Harjeet A, Sahni D, Jit I, Aggarwal AK. Shape, measurements and weight of the thyroid gland in northwest Indians. Surg Radiol Anat. 2004; 26(2): 91-5.
Geraci G, Pisello F, Li Volsi F, Modica G, Sciume C. The importance of pyramidal lobe in thyroid surgery. Chir Ital 2008;60:41‑6.
Cengiz A, Sakı H, Yürekli Y. Scintigraphic evaluation of thyroid pyramidal lobe. Mol Imaging Radionucl Ther 2013;22:32‑5.
Pushpa, Nagavalli Basavanna, et al. "Pyramidal Lobe Variations of the Thyroid Gland and Its Clinical Implications: A Short Review and."Galician medical journal29.1 (2022): E202216.
Singh, Rajani, and Pooja Bhadoria. "Pyramidal Lobe and its Clinical Significance-Case Report and Review of Literature."Journal of Clinical & Diagnostic Research13.7 (2019).
Musleh, Anas Hamed, Atyaf Mohammed Ali, and Mahdi Salih Shalal. "Anatomical and Histological Study of Neonatal Human Spleen." NeuroQuantology 20.4 (2022): 52.
Kim KS, Kim DW, Sung JY. Detection of thyroid pyramidal lobe by ultrasound versus computed tomography: A single‑center study.
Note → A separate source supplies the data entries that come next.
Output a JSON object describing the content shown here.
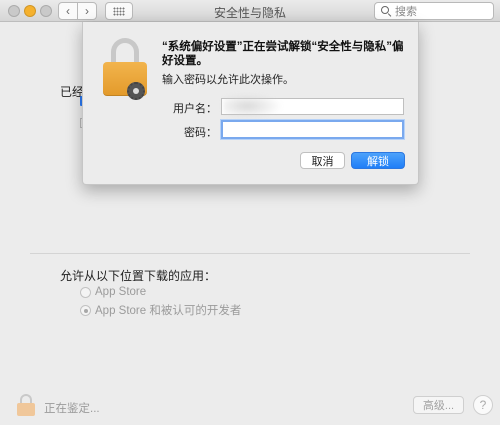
{
  "window": {
    "title": "安全性与隐私"
  },
  "toolbar": {
    "search_placeholder": "搜索",
    "back_glyph": "‹",
    "forward_glyph": "›"
  },
  "background": {
    "partial_label": "已经",
    "allow_label": "允许从以下位置下载的应用：",
    "options": [
      {
        "label": "App Store",
        "selected": false
      },
      {
        "label": "App Store 和被认可的开发者",
        "selected": true
      }
    ]
  },
  "bottom": {
    "status": "正在鉴定...",
    "advanced_label": "高级...",
    "help_label": "?"
  },
  "dialog": {
    "title": "“系统偏好设置”正在尝试解锁“安全性与隐私”偏好设置。",
    "subtitle": "输入密码以允许此次操作。",
    "username_label": "用户名：",
    "username_value": "",
    "password_label": "密码：",
    "password_value": "",
    "cancel_label": "取消",
    "unlock_label": "解锁"
  },
  "colors": {
    "accent": "#1f7ef7",
    "lock_orange": "#e9a43a",
    "traffic_yellow": "#f5b12e"
  }
}
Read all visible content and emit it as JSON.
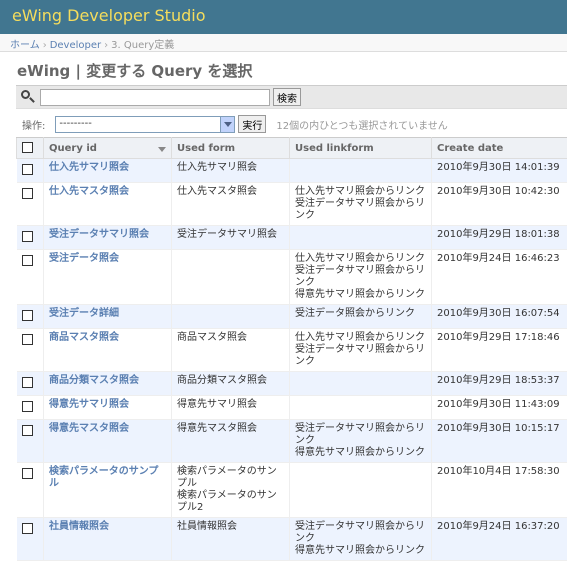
{
  "header": {
    "title": "eWing Developer Studio"
  },
  "breadcrumbs": {
    "home": "ホーム",
    "app": "Developer",
    "current": "3. Query定義"
  },
  "page": {
    "title": "eWing | 変更する Query を選択"
  },
  "search": {
    "value": "",
    "button": "検索"
  },
  "actions": {
    "label": "操作:",
    "selected": "---------",
    "run": "実行",
    "counter": "12個の内ひとつも選択されていません"
  },
  "columns": [
    "Query id",
    "Used form",
    "Used linkform",
    "Create date"
  ],
  "rows": [
    {
      "id": "仕入先サマリ照会",
      "form": [
        "仕入先サマリ照会"
      ],
      "link": [],
      "date": "2010年9月30日 14:01:39"
    },
    {
      "id": "仕入先マスタ照会",
      "form": [
        "仕入先マスタ照会"
      ],
      "link": [
        "仕入先サマリ照会からリンク",
        "受注データサマリ照会からリンク"
      ],
      "date": "2010年9月30日 10:42:30"
    },
    {
      "id": "受注データサマリ照会",
      "form": [
        "受注データサマリ照会"
      ],
      "link": [],
      "date": "2010年9月29日 18:01:38"
    },
    {
      "id": "受注データ照会",
      "form": [],
      "link": [
        "仕入先サマリ照会からリンク",
        "受注データサマリ照会からリンク",
        "得意先サマリ照会からリンク"
      ],
      "date": "2010年9月24日 16:46:23"
    },
    {
      "id": "受注データ詳細",
      "form": [],
      "link": [
        "受注データ照会からリンク"
      ],
      "date": "2010年9月30日 16:07:54"
    },
    {
      "id": "商品マスタ照会",
      "form": [
        "商品マスタ照会"
      ],
      "link": [
        "仕入先サマリ照会からリンク",
        "受注データサマリ照会からリンク"
      ],
      "date": "2010年9月29日 17:18:46"
    },
    {
      "id": "商品分類マスタ照会",
      "form": [
        "商品分類マスタ照会"
      ],
      "link": [],
      "date": "2010年9月29日 18:53:37"
    },
    {
      "id": "得意先サマリ照会",
      "form": [
        "得意先サマリ照会"
      ],
      "link": [],
      "date": "2010年9月30日 11:43:09"
    },
    {
      "id": "得意先マスタ照会",
      "form": [
        "得意先マスタ照会"
      ],
      "link": [
        "受注データサマリ照会からリンク",
        "得意先サマリ照会からリンク"
      ],
      "date": "2010年9月30日 10:15:17"
    },
    {
      "id": "検索パラメータのサンプル",
      "form": [
        "検索パラメータのサンプル",
        "検索パラメータのサンプル2"
      ],
      "link": [],
      "date": "2010年10月4日 17:58:30"
    },
    {
      "id": "社員情報照会",
      "form": [
        "社員情報照会"
      ],
      "link": [
        "受注データサマリ照会からリンク",
        "得意先サマリ照会からリンク"
      ],
      "date": "2010年9月24日 16:37:20"
    }
  ]
}
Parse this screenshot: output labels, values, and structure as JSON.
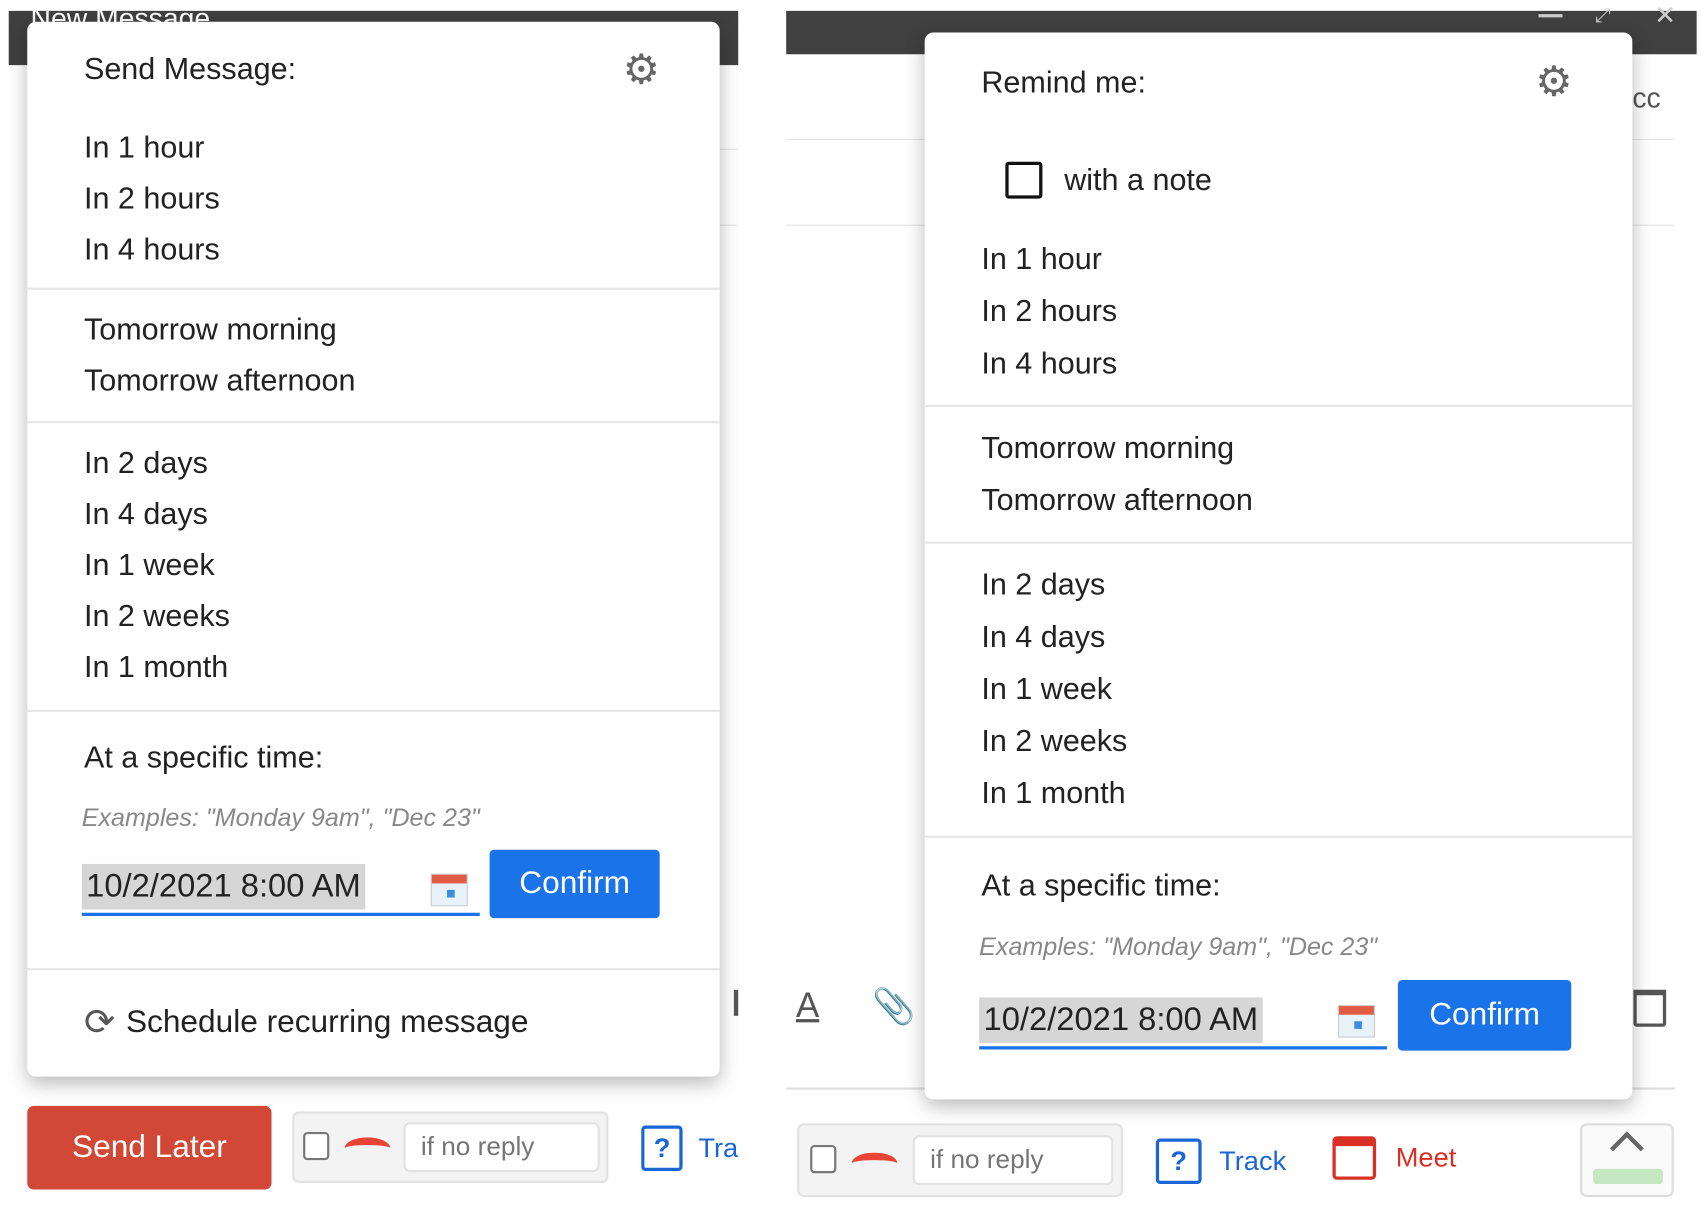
{
  "left": {
    "window_title": "New Message",
    "popup": {
      "title": "Send Message:",
      "groups": [
        [
          "In 1 hour",
          "In 2 hours",
          "In 4 hours"
        ],
        [
          "Tomorrow morning",
          "Tomorrow afternoon"
        ],
        [
          "In 2 days",
          "In 4 days",
          "In 1 week",
          "In 2 weeks",
          "In 1 month"
        ]
      ],
      "specific_label": "At a specific time:",
      "examples": "Examples: \"Monday 9am\", \"Dec 23\"",
      "date_value": "10/2/2021 8:00 AM",
      "confirm": "Confirm",
      "recurring": "Schedule recurring message"
    },
    "toolbar": {
      "send_later": "Send Later",
      "if_no_reply_placeholder": "if no reply",
      "track": "Tra"
    }
  },
  "right": {
    "cc": "cc",
    "popup": {
      "title": "Remind me:",
      "note_label": "with a note",
      "note_checked": false,
      "groups": [
        [
          "In 1 hour",
          "In 2 hours",
          "In 4 hours"
        ],
        [
          "Tomorrow morning",
          "Tomorrow afternoon"
        ],
        [
          "In 2 days",
          "In 4 days",
          "In 1 week",
          "In 2 weeks",
          "In 1 month"
        ]
      ],
      "specific_label": "At a specific time:",
      "examples": "Examples: \"Monday 9am\", \"Dec 23\"",
      "date_value": "10/2/2021 8:00 AM",
      "confirm": "Confirm"
    },
    "toolbar": {
      "if_no_reply_placeholder": "if no reply",
      "track": "Track",
      "meet": "Meet"
    }
  },
  "colors": {
    "accent": "#1a73e8",
    "send_later": "#d14836",
    "track": "#1a66d6",
    "meet": "#d93025"
  }
}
J Comput Assist Tomogr 2014;38:464‑8.
Gurleyik E, Dogan S. Accuracy of unstimulated basal serum thyroglobulin levels in assessing the completeness of thyroidectomy. J Clin Med Res. 2014;6:369-73.